The drive through a road winding through swaths of thickets and acacia marked a wild African savannah. The colour of the savannah that day was that of emotions, the sight of solitary misty ranges and haunting sounds emerging from the thickets. Occasionally, I would stop to let herders and their droves of flock lazily cross the thin-tarred road. At 10am, I arrived at Oletepesi, a small sun-battered shopping centre on Magadi Road.

Small groups of Maasai men strapped in crimson shukas could be se seen resting under shades of acacia. Women too, all in bracelets of varied warm colours. Uniformly, they wore garbs of orange, white, crimson, light blue and ultra-marine. Fifteen minutes from Oletepesi, a horizontal board inscribed with “Olorgesailie Prehistoric Site” announces one of the best biological and cultural heritage sites in East Africa. A barren boulevard winds into the museum.

The road to Magadi. PHOTO| TOM MWIRARIA

The road to Magadi. PHOTO| TOM MWIRARIA

Olorgesailie is part of the great East African Rift Valley. Christened a factory of early human tools, it came to the world's attention in 1921, when geologist J.W. Gregory mentioned hand-axes in the valley in his Rift vVlley geology report. In 1919 the geologist had walked from Lake Naivasha to Lake Magadi.


According to the amiable guide at the museum, Mr Gichuru, the humanoids who made the Acheulean hand-axes in Olorgesailie existed in an epoch when flora and fauna that is now extinct thrived near the ancient lake that sprawled in Olorgesailie. The dry basin and well-archived sedimentation points to evidence of an Olorgesailie lake.

The hominids that made the Acheulean tools and diverse species of animals were attracted by the aquatic life, floodplains, wetlands and lakes. Climatic changes posed many hardships to hominids and animals that roamed in the Olorgesailie region. About that time earthquakes ripped through the region .The lakes and streams were drained and for 150,000 years erosion took its tool. Either the populations were doomed to perish or they changed from Acheulean technology or advanced to a new form of technology. The later deposits of the Olorgesailie indicate the middle of Middle Stone Age (African technology), characterised by lighter stone tools, advanced hunting and emergence of Homo sapiens.
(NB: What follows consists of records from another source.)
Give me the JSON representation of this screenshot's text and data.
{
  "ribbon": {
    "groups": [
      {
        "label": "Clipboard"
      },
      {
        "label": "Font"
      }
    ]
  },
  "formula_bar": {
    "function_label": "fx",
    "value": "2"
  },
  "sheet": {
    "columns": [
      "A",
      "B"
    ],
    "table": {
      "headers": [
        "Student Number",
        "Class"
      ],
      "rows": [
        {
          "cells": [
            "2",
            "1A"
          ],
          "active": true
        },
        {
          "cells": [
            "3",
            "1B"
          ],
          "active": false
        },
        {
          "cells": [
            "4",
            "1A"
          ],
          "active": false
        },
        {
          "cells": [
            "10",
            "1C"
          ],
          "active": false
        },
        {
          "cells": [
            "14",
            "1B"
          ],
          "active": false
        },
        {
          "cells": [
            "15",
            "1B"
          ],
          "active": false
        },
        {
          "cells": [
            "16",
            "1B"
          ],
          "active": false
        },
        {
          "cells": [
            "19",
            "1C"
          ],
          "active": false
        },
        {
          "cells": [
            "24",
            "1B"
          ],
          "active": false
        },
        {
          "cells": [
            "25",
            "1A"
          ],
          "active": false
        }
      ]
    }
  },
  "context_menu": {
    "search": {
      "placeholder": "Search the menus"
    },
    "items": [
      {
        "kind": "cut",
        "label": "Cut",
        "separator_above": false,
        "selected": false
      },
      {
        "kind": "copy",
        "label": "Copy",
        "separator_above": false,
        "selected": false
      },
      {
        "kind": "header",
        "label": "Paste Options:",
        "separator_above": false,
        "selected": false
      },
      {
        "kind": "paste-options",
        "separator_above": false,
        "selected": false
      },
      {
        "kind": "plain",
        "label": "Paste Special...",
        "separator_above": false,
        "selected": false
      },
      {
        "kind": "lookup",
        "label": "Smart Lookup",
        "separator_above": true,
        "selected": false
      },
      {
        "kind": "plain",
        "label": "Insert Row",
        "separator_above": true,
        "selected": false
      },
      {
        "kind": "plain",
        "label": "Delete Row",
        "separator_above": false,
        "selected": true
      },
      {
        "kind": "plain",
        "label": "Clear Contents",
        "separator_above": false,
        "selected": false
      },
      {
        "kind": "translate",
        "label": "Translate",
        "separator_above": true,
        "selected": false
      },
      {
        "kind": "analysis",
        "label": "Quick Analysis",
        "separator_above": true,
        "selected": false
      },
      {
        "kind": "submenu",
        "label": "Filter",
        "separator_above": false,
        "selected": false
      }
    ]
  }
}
Olorgesailie, under the protection and care of the National Museums of Kenya has excellently preserved biological and cultural evidence about the evolution of man. The glass compartments display the Acheulean hand-axes, skeletons of extinct animals, bones and skulls of Homo erectus, including the skull of a Turkana boy .
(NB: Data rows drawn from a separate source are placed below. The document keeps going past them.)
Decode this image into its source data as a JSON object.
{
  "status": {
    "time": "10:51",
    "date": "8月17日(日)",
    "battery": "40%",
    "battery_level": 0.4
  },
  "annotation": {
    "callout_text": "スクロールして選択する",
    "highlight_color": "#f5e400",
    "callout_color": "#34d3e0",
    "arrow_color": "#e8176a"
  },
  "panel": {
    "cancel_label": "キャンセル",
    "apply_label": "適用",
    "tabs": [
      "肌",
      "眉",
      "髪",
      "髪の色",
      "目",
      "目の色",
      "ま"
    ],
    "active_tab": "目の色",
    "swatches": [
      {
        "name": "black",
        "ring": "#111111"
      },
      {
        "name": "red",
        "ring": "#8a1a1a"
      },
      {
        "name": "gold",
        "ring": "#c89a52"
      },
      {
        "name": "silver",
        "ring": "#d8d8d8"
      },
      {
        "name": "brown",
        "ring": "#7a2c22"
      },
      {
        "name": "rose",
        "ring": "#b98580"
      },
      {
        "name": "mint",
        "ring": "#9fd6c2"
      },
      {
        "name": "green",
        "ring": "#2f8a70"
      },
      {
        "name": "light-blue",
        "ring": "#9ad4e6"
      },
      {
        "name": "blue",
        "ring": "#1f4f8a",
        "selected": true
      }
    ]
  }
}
Olorgesailie has bandas for overnight stays at affordable rates. Isolated from the archaeological site are medieval Maasai nomad huts. The huts are a living testament of a vanishing way of life on the African savannah. They are the mystique of tradition, and last of legends.

Leaving behind soft prints in the dust and collecting a stone that I try to break into Acheluean hand-axe, I hope to leave a trace for the study by future scholars. As I walk down to the bowl I see excavation and surface scatters that contained hundreds upon hundreds of stone hand-axes. The leaves brushing alongside the path are as hard as thorns.

Mt Olorgesailie towers close. As the evening approaches, it conjures an image of a slumbering giant. It rises into a blue-grey gentle face. The guide explains that it takes about four hours to ascend and three hours to descend. It is a bird-watching paradise with a vast number of migratory birds, including white-throated bee-eaters.

Maasai women adorned in multi-coloured beads.

Maasai women adorned in multi-coloured beads. PHOTO| TOM MWIRARIA


I spot orange rays and feel a warm sensation on the skin. The sun is casting its golden splendour upon the gliding clouds, turning them fiery red. The guide points afar, silhouettes of baboons can be seen. The guide says the quaint deep gorge is usually inhabited by the congress of baboons. It offers an exhilarating adventure in rock climbing, photography, splendour twilights, rare velvet mite mounds and a league of gorgeous flowers. Through whimsical eyes I watch the sun fall behind the horizon, painting the sky pink and red.

Its 1845 hours. The day was postcard-perfect!